ICF building material demo

Benefits

  • Quick to build, which can save on time and labour costs
  • If you’re keen to get hands-on with the building work, ICF suppliers often provide some training so you can get stuck in. However, be sure to have the professionals for the all-important concrete pumping stage.
  • Energy efficient and excellent airtightness.
  • A variety of cladding finishes are available.

Considerations

  • As with timber frames, the foundations must be perfect and level. 
  • Once concrete is poured it’s very difficult to make any changes.
  • May be harder to find traders with ICF expertise.

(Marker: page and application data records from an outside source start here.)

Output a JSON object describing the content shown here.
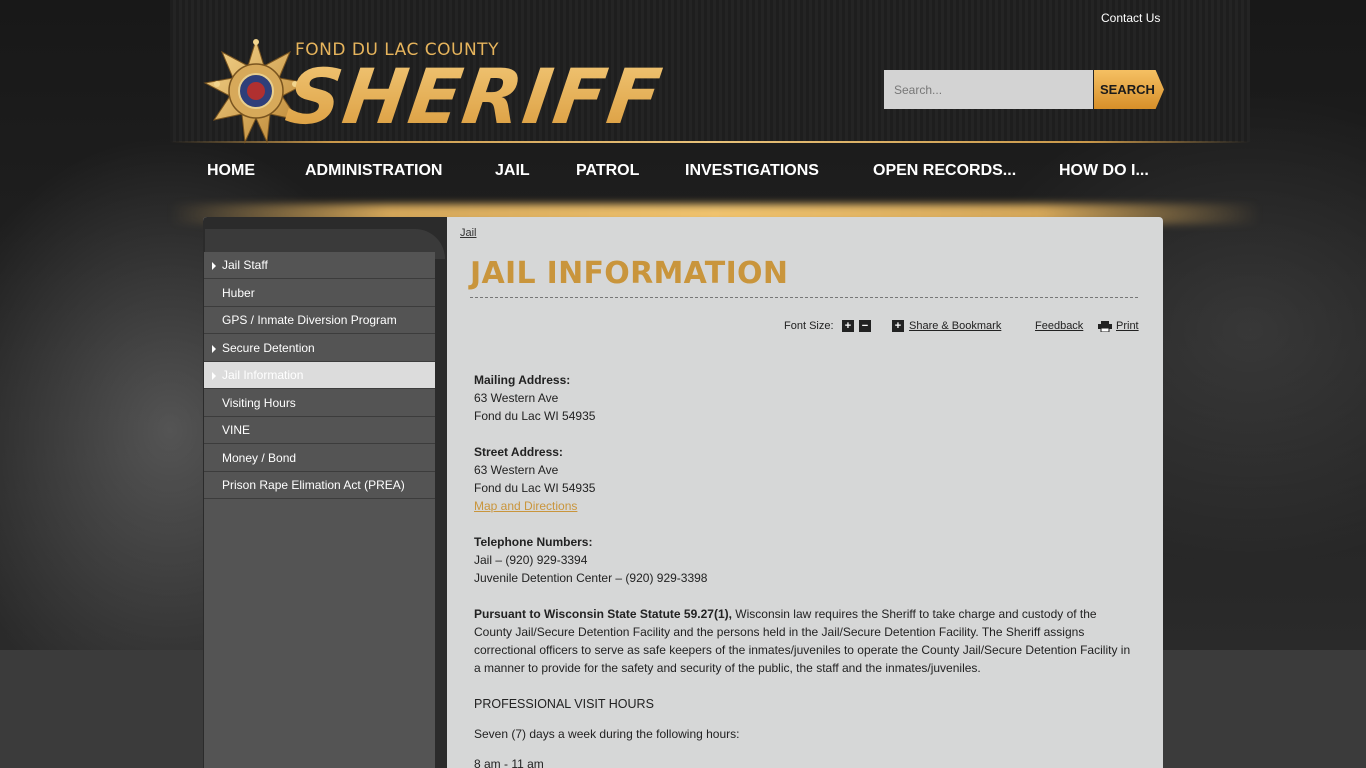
{
  "header": {
    "logo_county": "FOND DU LAC COUNTY",
    "logo_sheriff": "SHERIFF",
    "contact_link": "Contact Us",
    "search_placeholder": "Search...",
    "search_button": "SEARCH"
  },
  "nav": [
    "HOME",
    "ADMINISTRATION",
    "JAIL",
    "PATROL",
    "INVESTIGATIONS",
    "OPEN RECORDS...",
    "HOW DO I..."
  ],
  "sidebar": {
    "items": [
      {
        "label": "Jail Staff",
        "arrow": true,
        "active": false
      },
      {
        "label": "Huber",
        "arrow": false,
        "active": false
      },
      {
        "label": "GPS / Inmate Diversion Program",
        "arrow": false,
        "active": false
      },
      {
        "label": "Secure Detention",
        "arrow": true,
        "active": false
      },
      {
        "label": "Jail Information",
        "arrow": true,
        "active": true
      },
      {
        "label": "Visiting Hours",
        "arrow": false,
        "active": false
      },
      {
        "label": "VINE",
        "arrow": false,
        "active": false
      },
      {
        "label": "Money / Bond",
        "arrow": false,
        "active": false
      },
      {
        "label": "Prison Rape Elimation Act (PREA)",
        "arrow": false,
        "active": false
      }
    ]
  },
  "breadcrumb": "Jail",
  "page_title": "JAIL INFORMATION",
  "tools": {
    "font_size": "Font Size:",
    "share": "Share & Bookmark",
    "feedback": "Feedback",
    "print": "Print"
  },
  "content": {
    "mailing_heading": "Mailing Address:",
    "mailing_line1": "63 Western Ave",
    "mailing_line2": "Fond du Lac WI 54935",
    "street_heading": "Street Address:",
    "street_line1": "63 Western Ave",
    "street_line2": "Fond du Lac WI 54935",
    "map_link": "Map and Directions",
    "phone_heading": "Telephone Numbers:",
    "phone_jail": "Jail – (920) 929-3394",
    "phone_juvenile": "Juvenile Detention Center – (920) 929-3398",
    "statute_bold": "Pursuant to Wisconsin State Statute 59.27(1),",
    "statute_text": " Wisconsin law requires the Sheriff to take charge and custody of the County Jail/Secure Detention Facility and the persons held in the Jail/Secure Detention Facility. The Sheriff assigns correctional officers to serve as safe keepers of the inmates/juveniles to operate the County Jail/Secure Detention Facility in a manner to provide for the safety and security of the public, the staff and the inmates/juveniles.",
    "visit_heading": "PROFESSIONAL VISIT HOURS",
    "visit_days": "Seven (7) days a week during the following hours:",
    "visit_hours": "8 am - 11 am"
  },
  "colors": {
    "gold": "#c9953c",
    "panel": "#d6d7d7",
    "sidebar": "#545454"
  }
}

Structural Insulated Panels (SIPs)

SIP is a system that uses panels made of a sandwich of OSB (oriented strandboard) bonded around an insulated centre. Like the timber frame method, SIP is prefabricated in a factory, so it’s a quick build once on site. SIPs are available as individual panels for walls, roofs and floors, or can be supplied in a kit for a whole house.

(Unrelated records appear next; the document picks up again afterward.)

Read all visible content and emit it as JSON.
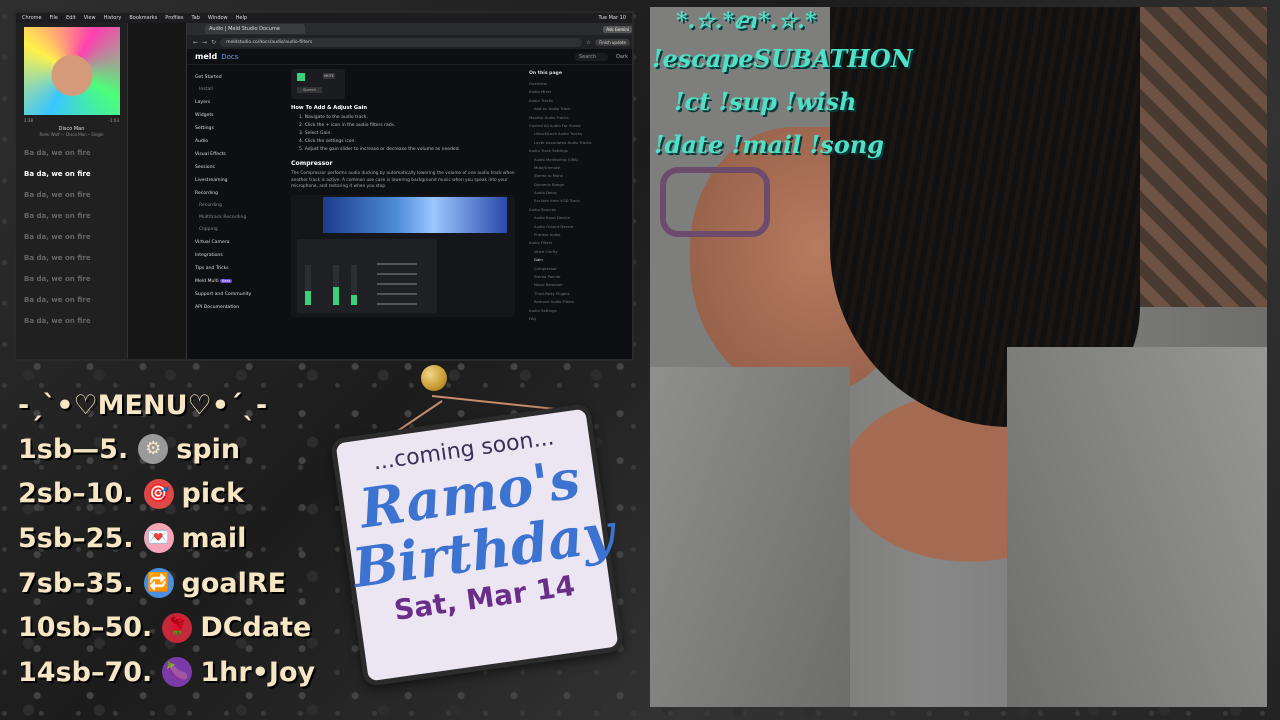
{
  "screen": {
    "menubar": [
      "Chrome",
      "File",
      "Edit",
      "View",
      "History",
      "Bookmarks",
      "Profiles",
      "Tab",
      "Window",
      "Help"
    ],
    "clock": "Tue Mar 10",
    "music": {
      "time_elapsed": "2:38",
      "time_remaining": "-1:03",
      "track_title": "Disco Man",
      "track_artist": "Remi Wolf — Disco Man – Single",
      "lyrics": [
        "Ba da, we on fire",
        "Ba da, we on fire",
        "Ba da, we on fire",
        "Ba da, we on fire",
        "Ba da, we on fire",
        "Ba da, we on fire",
        "Ba da, we on fire",
        "Ba da, we on fire",
        "Ba da, we on fire"
      ]
    },
    "browser": {
      "tab_title": "Audio | Meld Studio Docume",
      "ask_button": "Ask Gemini",
      "url": "meldstudio.co/docs/audio/audio-filters",
      "finish_button": "Finish update",
      "logo": "meld",
      "logo_docs": "Docs",
      "search_placeholder": "Search",
      "theme": "Dark",
      "nav": [
        {
          "label": "Get Started",
          "sub": false
        },
        {
          "label": "Install",
          "sub": true
        },
        {
          "label": "Layers",
          "sub": false
        },
        {
          "label": "Widgets",
          "sub": false
        },
        {
          "label": "Settings",
          "sub": false
        },
        {
          "label": "Audio",
          "sub": false
        },
        {
          "label": "Visual Effects",
          "sub": false
        },
        {
          "label": "Sessions",
          "sub": false
        },
        {
          "label": "Livestreaming",
          "sub": false
        },
        {
          "label": "Recording",
          "sub": false
        },
        {
          "label": "Recording",
          "sub": true
        },
        {
          "label": "Multitrack Recording",
          "sub": true
        },
        {
          "label": "Clipping",
          "sub": true
        },
        {
          "label": "Virtual Camera",
          "sub": false
        },
        {
          "label": "Integrations",
          "sub": false
        },
        {
          "label": "Tips and Tricks",
          "sub": false
        },
        {
          "label": "Meld Multi",
          "sub": false,
          "badge": "Beta"
        },
        {
          "label": "Support and Community",
          "sub": false
        },
        {
          "label": "API Documentation",
          "sub": false
        }
      ],
      "main": {
        "mute_label": "MUTE",
        "speech_label": "Speech",
        "gain_heading": "How To Add & Adjust Gain",
        "steps": [
          "1. Navigate to the audio track.",
          "2. Click the + icon in the audio filters rack.",
          "3. Select Gain.",
          "4. Click the settings icon.",
          "5. Adjust the gain slider to increase or decrease the volume as needed."
        ],
        "compressor_heading": "Compressor",
        "compressor_text": "The Compressor performs audio ducking by automatically lowering the volume of one audio track when another track is active. A common use case is lowering background music when you speak into your microphone, and restoring it when you stop."
      },
      "toc_title": "On this page",
      "toc": [
        {
          "label": "Overview",
          "sub": false
        },
        {
          "label": "Audio Mixer",
          "sub": false
        },
        {
          "label": "Audio Tracks",
          "sub": false
        },
        {
          "label": "Add an Audio Track",
          "sub": true
        },
        {
          "label": "Monitor Audio Tracks",
          "sub": false
        },
        {
          "label": "Control All Audio For Scene",
          "sub": false
        },
        {
          "label": "Unlock/Lock Audio Tracks",
          "sub": true
        },
        {
          "label": "Layer Associated Audio Tracks",
          "sub": true
        },
        {
          "label": "Audio Track Settings",
          "sub": false
        },
        {
          "label": "Audio Monitoring (OBS)",
          "sub": true
        },
        {
          "label": "Mute/Unmute",
          "sub": true
        },
        {
          "label": "Stereo to Mono",
          "sub": true
        },
        {
          "label": "Dynamic Range",
          "sub": true
        },
        {
          "label": "Audio Delay",
          "sub": true
        },
        {
          "label": "Exclude from VOD Track",
          "sub": true
        },
        {
          "label": "Audio Sources",
          "sub": false
        },
        {
          "label": "Audio Input Device",
          "sub": true
        },
        {
          "label": "Audio Output Device",
          "sub": true
        },
        {
          "label": "Process Audio",
          "sub": true
        },
        {
          "label": "Audio Filters",
          "sub": false
        },
        {
          "label": "Voice Clarity",
          "sub": true
        },
        {
          "label": "Gain",
          "sub": true,
          "active": true
        },
        {
          "label": "Compressor",
          "sub": true
        },
        {
          "label": "Stereo Panner",
          "sub": true
        },
        {
          "label": "Noise Remover",
          "sub": true
        },
        {
          "label": "Third-Party Plugins",
          "sub": true
        },
        {
          "label": "Remove Audio Filters",
          "sub": true
        },
        {
          "label": "Audio Settings",
          "sub": false
        },
        {
          "label": "FAQ",
          "sub": false
        }
      ]
    }
  },
  "menu": {
    "title": "-ˏˋ•♡MENU♡•ˊˎ-",
    "items": [
      {
        "code": "1sb—5.",
        "emoji": "⚙",
        "emoji_name": "gear-icon",
        "label": "spin",
        "emoji_color": "#9a9a9a"
      },
      {
        "code": "2sb–10.",
        "emoji": "🎯",
        "emoji_name": "target-icon",
        "label": "pick",
        "emoji_color": "#e04848"
      },
      {
        "code": "5sb–25.",
        "emoji": "💌",
        "emoji_name": "love-letter-icon",
        "label": "mail",
        "emoji_color": "#f4a6b8"
      },
      {
        "code": "7sb–35.",
        "emoji": "🔁",
        "emoji_name": "repeat-icon",
        "label": "goalRE",
        "emoji_color": "#4a8fe0"
      },
      {
        "code": "10sb–50.",
        "emoji": "🌹",
        "emoji_name": "rose-icon",
        "label": "DCdate",
        "emoji_color": "#c4283a"
      },
      {
        "code": "14sb–70.",
        "emoji": "🍆",
        "emoji_name": "eggplant-icon",
        "label": "1hr•Joy",
        "emoji_color": "#7a3aa8"
      }
    ]
  },
  "sign": {
    "coming_soon": "...coming soon...",
    "name_line1": "Ramo's",
    "name_line2": "Birthday",
    "date": "Sat, Mar 14"
  },
  "commands": {
    "deco": "*.☆.*ⅇɿ*.☆.*",
    "line1": "!escapeSUBATHON",
    "line2": "!ct !sup !wish",
    "line3": "!date !mail !song"
  }
}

SIPs construction material

Benefits

  • Time saving on site - SIP panels are lightweight so quick and easy to move into place
  • As with the timber frame system, windows and door openings are pre-cut, saving you more time on site.
  • Excellent energy saving standards - highly insulated and extremely airtight
  • Roof trusses aren’t required, so it’s a great option if you want to have vaulted ceilings in your design, or simply want to maximise loft space.

Considerations

  • More expensive than timber frame. 
  • Requires experienced contractors.
  • Foundations need to be faultless.

Oak Frame

If you want to build a home full of real character, modern oak frame construction can provide a combination of good looks and thermal efficiency. Oak frames are usually manufactured off-site and are encapsulated within SIP or timber panels to meet Building Standards for energy efficiency.

Benefits

  • The obvious one: the unique warmth, texture and character of oak.
  • Potential higher resale value.
  • Can be a greener option when the oak is sustainably sourced.

Considerations

  • A premium cost compared to other construction systems.
  • Requires careful design to factor in how oaks moves and shrinks as it dries out for the first couple of years after building.

Sustainable building materials

If you want to build your own home in an eco-friendly and sustainable way, there are building routes with greener credentials. This includes:

  • Logs - perfect if you’re building in a wooded area, or if you like that chalet look.
  • Straw bale - popular with those keen to get hands-on with the building work. It’s a low carbon footprint option as straw is essentially an agricultural waste product. Straw bales also provide good insulation and high thermal mass.
  • Cob - perfect for a true DIY self build. Humans have been building homes with mud since 8,000BC!
  • Rammed earth - an energy efficient method in which layers of moistened soil are compacted to form walls.

 

Thinking of appointing a contactor? Here’s our guide of important questions to ask before building your own home.